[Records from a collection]
========

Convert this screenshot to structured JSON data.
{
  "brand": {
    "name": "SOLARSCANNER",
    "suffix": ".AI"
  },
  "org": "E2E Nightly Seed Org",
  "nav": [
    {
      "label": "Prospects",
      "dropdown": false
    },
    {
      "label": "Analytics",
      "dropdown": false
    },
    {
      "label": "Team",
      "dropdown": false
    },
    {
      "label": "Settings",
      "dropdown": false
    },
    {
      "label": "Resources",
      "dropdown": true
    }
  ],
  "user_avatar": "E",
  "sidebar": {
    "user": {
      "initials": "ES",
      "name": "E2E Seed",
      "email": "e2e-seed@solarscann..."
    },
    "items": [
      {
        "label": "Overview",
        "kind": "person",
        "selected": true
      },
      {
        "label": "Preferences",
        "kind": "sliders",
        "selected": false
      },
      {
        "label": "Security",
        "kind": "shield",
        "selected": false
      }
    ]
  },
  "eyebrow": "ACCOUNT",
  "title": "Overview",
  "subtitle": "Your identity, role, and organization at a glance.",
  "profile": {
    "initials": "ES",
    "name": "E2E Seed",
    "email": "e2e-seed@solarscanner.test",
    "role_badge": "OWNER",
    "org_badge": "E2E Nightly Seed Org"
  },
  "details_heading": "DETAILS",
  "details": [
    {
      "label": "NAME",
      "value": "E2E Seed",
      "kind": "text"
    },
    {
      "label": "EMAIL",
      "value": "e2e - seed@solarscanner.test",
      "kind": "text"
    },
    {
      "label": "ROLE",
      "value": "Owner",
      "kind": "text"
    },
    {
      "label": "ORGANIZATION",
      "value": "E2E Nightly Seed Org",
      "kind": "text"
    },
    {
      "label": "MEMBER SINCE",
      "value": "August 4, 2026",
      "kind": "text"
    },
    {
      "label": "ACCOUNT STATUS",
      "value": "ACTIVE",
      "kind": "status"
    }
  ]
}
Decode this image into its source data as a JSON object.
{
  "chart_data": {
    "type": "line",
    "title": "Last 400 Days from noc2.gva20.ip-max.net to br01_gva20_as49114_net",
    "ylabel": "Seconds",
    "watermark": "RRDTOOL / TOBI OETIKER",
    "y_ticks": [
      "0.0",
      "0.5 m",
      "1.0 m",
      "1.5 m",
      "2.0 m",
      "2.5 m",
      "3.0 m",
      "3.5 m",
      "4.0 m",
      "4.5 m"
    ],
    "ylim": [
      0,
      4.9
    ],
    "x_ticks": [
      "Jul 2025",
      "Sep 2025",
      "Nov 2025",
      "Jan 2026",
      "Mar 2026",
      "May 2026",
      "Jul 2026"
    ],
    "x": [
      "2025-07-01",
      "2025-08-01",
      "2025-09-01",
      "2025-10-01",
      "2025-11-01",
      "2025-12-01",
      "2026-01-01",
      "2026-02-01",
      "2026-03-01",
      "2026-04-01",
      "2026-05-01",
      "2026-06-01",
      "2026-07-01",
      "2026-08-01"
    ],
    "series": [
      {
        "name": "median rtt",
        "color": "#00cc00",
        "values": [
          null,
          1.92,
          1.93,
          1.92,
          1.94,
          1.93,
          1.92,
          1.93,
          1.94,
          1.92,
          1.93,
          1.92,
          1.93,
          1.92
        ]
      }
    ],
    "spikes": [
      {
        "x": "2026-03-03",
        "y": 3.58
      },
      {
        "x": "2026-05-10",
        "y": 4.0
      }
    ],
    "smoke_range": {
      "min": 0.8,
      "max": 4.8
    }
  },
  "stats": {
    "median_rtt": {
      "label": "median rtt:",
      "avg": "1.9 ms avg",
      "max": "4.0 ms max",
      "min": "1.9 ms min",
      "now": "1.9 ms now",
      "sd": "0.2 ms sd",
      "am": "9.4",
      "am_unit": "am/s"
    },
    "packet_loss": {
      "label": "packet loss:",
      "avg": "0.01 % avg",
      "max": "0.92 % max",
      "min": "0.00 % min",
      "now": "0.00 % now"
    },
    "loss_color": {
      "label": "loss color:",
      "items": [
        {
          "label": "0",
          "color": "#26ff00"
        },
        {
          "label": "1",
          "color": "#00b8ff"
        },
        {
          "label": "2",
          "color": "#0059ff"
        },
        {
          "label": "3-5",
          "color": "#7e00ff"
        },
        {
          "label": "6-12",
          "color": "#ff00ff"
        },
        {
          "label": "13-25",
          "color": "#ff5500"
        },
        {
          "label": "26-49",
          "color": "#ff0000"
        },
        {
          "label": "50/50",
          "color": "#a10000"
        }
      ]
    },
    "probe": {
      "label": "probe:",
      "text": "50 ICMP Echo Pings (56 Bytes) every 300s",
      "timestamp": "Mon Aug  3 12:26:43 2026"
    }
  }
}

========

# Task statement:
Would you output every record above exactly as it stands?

# Response to this exercise:
Convert this screenshot to structured JSON data.
{
  "brand": {
    "name": "SOLARSCANNER",
    "suffix": ".AI"
  },
  "org": "E2E Nightly Seed Org",
  "nav": [
    {
      "label": "Prospects",
      "dropdown": false
    },
    {
      "label": "Analytics",
      "dropdown": false
    },
    {
      "label": "Team",
      "dropdown": false
    },
    {
      "label": "Settings",
      "dropdown": false
    },
    {
      "label": "Resources",
      "dropdown": true
    }
  ],
  "user_avatar": "E",
  "sidebar": {
    "user": {
      "initials": "ES",
      "name": "E2E Seed",
      "email": "e2e-seed@solarscann..."
    },
    "items": [
      {
        "label": "Overview",
        "kind": "person",
        "selected": true
      },
      {
        "label": "Preferences",
        "kind": "sliders",
        "selected": false
      },
      {
        "label": "Security",
        "kind": "shield",
        "selected": false
      }
    ]
  },
  "eyebrow": "ACCOUNT",
  "title": "Overview",
  "subtitle": "Your identity, role, and organization at a glance.",
  "profile": {
    "initials": "ES",
    "name": "E2E Seed",
    "email": "e2e-seed@solarscanner.test",
    "role_badge": "OWNER",
    "org_badge": "E2E Nightly Seed Org"
  },
  "details_heading": "DETAILS",
  "details": [
    {
      "label": "NAME",
      "value": "E2E Seed",
      "kind": "text"
    },
    {
      "label": "EMAIL",
      "value": "e2e - seed@solarscanner.test",
      "kind": "text"
    },
    {
      "label": "ROLE",
      "value": "Owner",
      "kind": "text"
    },
    {
      "label": "ORGANIZATION",
      "value": "E2E Nightly Seed Org",
      "kind": "text"
    },
    {
      "label": "MEMBER SINCE",
      "value": "August 4, 2026",
      "kind": "text"
    },
    {
      "label": "ACCOUNT STATUS",
      "value": "ACTIVE",
      "kind": "status"
    }
  ]
}
Decode this image into its source data as a JSON object.
{
  "chart_data": {
    "type": "line",
    "title": "Last 400 Days from noc2.gva20.ip-max.net to br01_gva20_as49114_net",
    "ylabel": "Seconds",
    "watermark": "RRDTOOL / TOBI OETIKER",
    "y_ticks": [
      "0.0",
      "0.5 m",
      "1.0 m",
      "1.5 m",
      "2.0 m",
      "2.5 m",
      "3.0 m",
      "3.5 m",
      "4.0 m",
      "4.5 m"
    ],
    "ylim": [
      0,
      4.9
    ],
    "x_ticks": [
      "Jul 2025",
      "Sep 2025",
      "Nov 2025",
      "Jan 2026",
      "Mar 2026",
      "May 2026",
      "Jul 2026"
    ],
    "x": [
      "2025-07-01",
      "2025-08-01",
      "2025-09-01",
      "2025-10-01",
      "2025-11-01",
      "2025-12-01",
      "2026-01-01",
      "2026-02-01",
      "2026-03-01",
      "2026-04-01",
      "2026-05-01",
      "2026-06-01",
      "2026-07-01",
      "2026-08-01"
    ],
    "series": [
      {
        "name": "median rtt",
        "color": "#00cc00",
        "values": [
          null,
          1.92,
          1.93,
          1.92,
          1.94,
          1.93,
          1.92,
          1.93,
          1.94,
          1.92,
          1.93,
          1.92,
          1.93,
          1.92
        ]
      }
    ],
    "spikes": [
      {
        "x": "2026-03-03",
        "y": 3.58
      },
      {
        "x": "2026-05-10",
        "y": 4.0
      }
    ],
    "smoke_range": {
      "min": 0.8,
      "max": 4.8
    }
  },
  "stats": {
    "median_rtt": {
      "label": "median rtt:",
      "avg": "1.9 ms avg",
      "max": "4.0 ms max",
      "min": "1.9 ms min",
      "now": "1.9 ms now",
      "sd": "0.2 ms sd",
      "am": "9.4",
      "am_unit": "am/s"
    },
    "packet_loss": {
      "label": "packet loss:",
      "avg": "0.01 % avg",
      "max": "0.92 % max",
      "min": "0.00 % min",
      "now": "0.00 % now"
    },
    "loss_color": {
      "label": "loss color:",
      "items": [
        {
          "label": "0",
          "color": "#26ff00"
        },
        {
          "label": "1",
          "color": "#00b8ff"
        },
        {
          "label": "2",
          "color": "#0059ff"
        },
        {
          "label": "3-5",
          "color": "#7e00ff"
        },
        {
          "label": "6-12",
          "color": "#ff00ff"
        },
        {
          "label": "13-25",
          "color": "#ff5500"
        },
        {
          "label": "26-49",
          "color": "#ff0000"
        },
        {
          "label": "50/50",
          "color": "#a10000"
        }
      ]
    },
    "probe": {
      "label": "probe:",
      "text": "50 ICMP Echo Pings (56 Bytes) every 300s",
      "timestamp": "Mon Aug  3 12:26:43 2026"
    }
  }
}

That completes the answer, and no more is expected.